:: Problem details ::
In your answer, print each of the records below exactly.

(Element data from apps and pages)
---

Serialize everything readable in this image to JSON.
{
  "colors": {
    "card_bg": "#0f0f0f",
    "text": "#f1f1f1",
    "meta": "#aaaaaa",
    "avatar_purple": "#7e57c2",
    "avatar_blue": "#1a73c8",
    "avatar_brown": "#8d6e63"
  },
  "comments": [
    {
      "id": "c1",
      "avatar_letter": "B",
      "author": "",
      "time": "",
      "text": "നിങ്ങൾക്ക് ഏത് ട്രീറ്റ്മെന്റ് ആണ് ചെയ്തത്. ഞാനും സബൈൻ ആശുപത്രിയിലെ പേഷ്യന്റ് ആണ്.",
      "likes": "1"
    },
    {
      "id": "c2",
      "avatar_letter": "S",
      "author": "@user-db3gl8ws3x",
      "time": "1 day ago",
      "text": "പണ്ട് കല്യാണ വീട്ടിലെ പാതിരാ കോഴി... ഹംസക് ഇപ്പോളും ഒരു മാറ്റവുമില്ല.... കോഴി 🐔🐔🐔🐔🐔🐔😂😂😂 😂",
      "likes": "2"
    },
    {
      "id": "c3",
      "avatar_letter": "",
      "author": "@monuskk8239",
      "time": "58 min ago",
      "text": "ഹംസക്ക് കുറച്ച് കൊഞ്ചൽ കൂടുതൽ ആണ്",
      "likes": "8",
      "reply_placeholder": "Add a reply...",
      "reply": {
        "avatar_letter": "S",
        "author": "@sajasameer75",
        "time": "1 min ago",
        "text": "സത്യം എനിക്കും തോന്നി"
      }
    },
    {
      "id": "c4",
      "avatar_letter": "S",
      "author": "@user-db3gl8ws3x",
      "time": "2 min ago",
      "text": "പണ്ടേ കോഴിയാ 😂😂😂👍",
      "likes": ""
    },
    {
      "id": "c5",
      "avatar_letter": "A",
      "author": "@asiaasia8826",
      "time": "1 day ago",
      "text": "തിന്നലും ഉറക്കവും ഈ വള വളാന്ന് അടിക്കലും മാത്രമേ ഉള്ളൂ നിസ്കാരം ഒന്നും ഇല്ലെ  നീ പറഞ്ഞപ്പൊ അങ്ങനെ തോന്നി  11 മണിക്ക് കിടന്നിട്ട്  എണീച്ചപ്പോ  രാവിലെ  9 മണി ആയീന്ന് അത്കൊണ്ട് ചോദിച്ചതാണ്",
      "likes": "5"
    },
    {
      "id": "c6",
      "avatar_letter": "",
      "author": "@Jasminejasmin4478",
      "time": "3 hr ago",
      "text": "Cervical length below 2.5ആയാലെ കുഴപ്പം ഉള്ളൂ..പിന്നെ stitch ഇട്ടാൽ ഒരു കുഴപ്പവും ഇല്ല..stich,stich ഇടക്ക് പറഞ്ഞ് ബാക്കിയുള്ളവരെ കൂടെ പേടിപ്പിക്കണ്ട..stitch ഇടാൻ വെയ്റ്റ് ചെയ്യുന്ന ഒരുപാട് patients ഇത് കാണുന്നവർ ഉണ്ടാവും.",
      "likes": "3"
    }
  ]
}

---

:: Written solution ::
Serialize everything readable in this image to JSON.
{
  "colors": {
    "card_bg": "#0f0f0f",
    "text": "#f1f1f1",
    "meta": "#aaaaaa",
    "avatar_purple": "#7e57c2",
    "avatar_blue": "#1a73c8",
    "avatar_brown": "#8d6e63"
  },
  "comments": [
    {
      "id": "c1",
      "avatar_letter": "B",
      "author": "",
      "time": "",
      "text": "നിങ്ങൾക്ക് ഏത് ട്രീറ്റ്മെന്റ് ആണ് ചെയ്തത്. ഞാനും സബൈൻ ആശുപത്രിയിലെ പേഷ്യന്റ് ആണ്.",
      "likes": "1"
    },
    {
      "id": "c2",
      "avatar_letter": "S",
      "author": "@user-db3gl8ws3x",
      "time": "1 day ago",
      "text": "പണ്ട് കല്യാണ വീട്ടിലെ പാതിരാ കോഴി... ഹംസക് ഇപ്പോളും ഒരു മാറ്റവുമില്ല.... കോഴി 🐔🐔🐔🐔🐔🐔😂😂😂 😂",
      "likes": "2"
    },
    {
      "id": "c3",
      "avatar_letter": "",
      "author": "@monuskk8239",
      "time": "58 min ago",
      "text": "ഹംസക്ക് കുറച്ച് കൊഞ്ചൽ കൂടുതൽ ആണ്",
      "likes": "8",
      "reply_placeholder": "Add a reply...",
      "reply": {
        "avatar_letter": "S",
        "author": "@sajasameer75",
        "time": "1 min ago",
        "text": "സത്യം എനിക്കും തോന്നി"
      }
    },
    {
      "id": "c4",
      "avatar_letter": "S",
      "author": "@user-db3gl8ws3x",
      "time": "2 min ago",
      "text": "പണ്ടേ കോഴിയാ 😂😂😂👍",
      "likes": ""
    },
    {
      "id": "c5",
      "avatar_letter": "A",
      "author": "@asiaasia8826",
      "time": "1 day ago",
      "text": "തിന്നലും ഉറക്കവും ഈ വള വളാന്ന് അടിക്കലും മാത്രമേ ഉള്ളൂ നിസ്കാരം ഒന്നും ഇല്ലെ  നീ പറഞ്ഞപ്പൊ അങ്ങനെ തോന്നി  11 മണിക്ക് കിടന്നിട്ട്  എണീച്ചപ്പോ  രാവിലെ  9 മണി ആയീന്ന് അത്കൊണ്ട് ചോദിച്ചതാണ്",
      "likes": "5"
    },
    {
      "id": "c6",
      "avatar_letter": "",
      "author": "@Jasminejasmin4478",
      "time": "3 hr ago",
      "text": "Cervical length below 2.5ആയാലെ കുഴപ്പം ഉള്ളൂ..പിന്നെ stitch ഇട്ടാൽ ഒരു കുഴപ്പവും ഇല്ല..stich,stich ഇടക്ക് പറഞ്ഞ് ബാക്കിയുള്ളവരെ കൂടെ പേടിപ്പിക്കണ്ട..stitch ഇടാൻ വെയ്റ്റ് ചെയ്യുന്ന ഒരുപാട് patients ഇത് കാണുന്നവർ ഉണ്ടാവും.",
      "likes": "3"
    }
  ]
}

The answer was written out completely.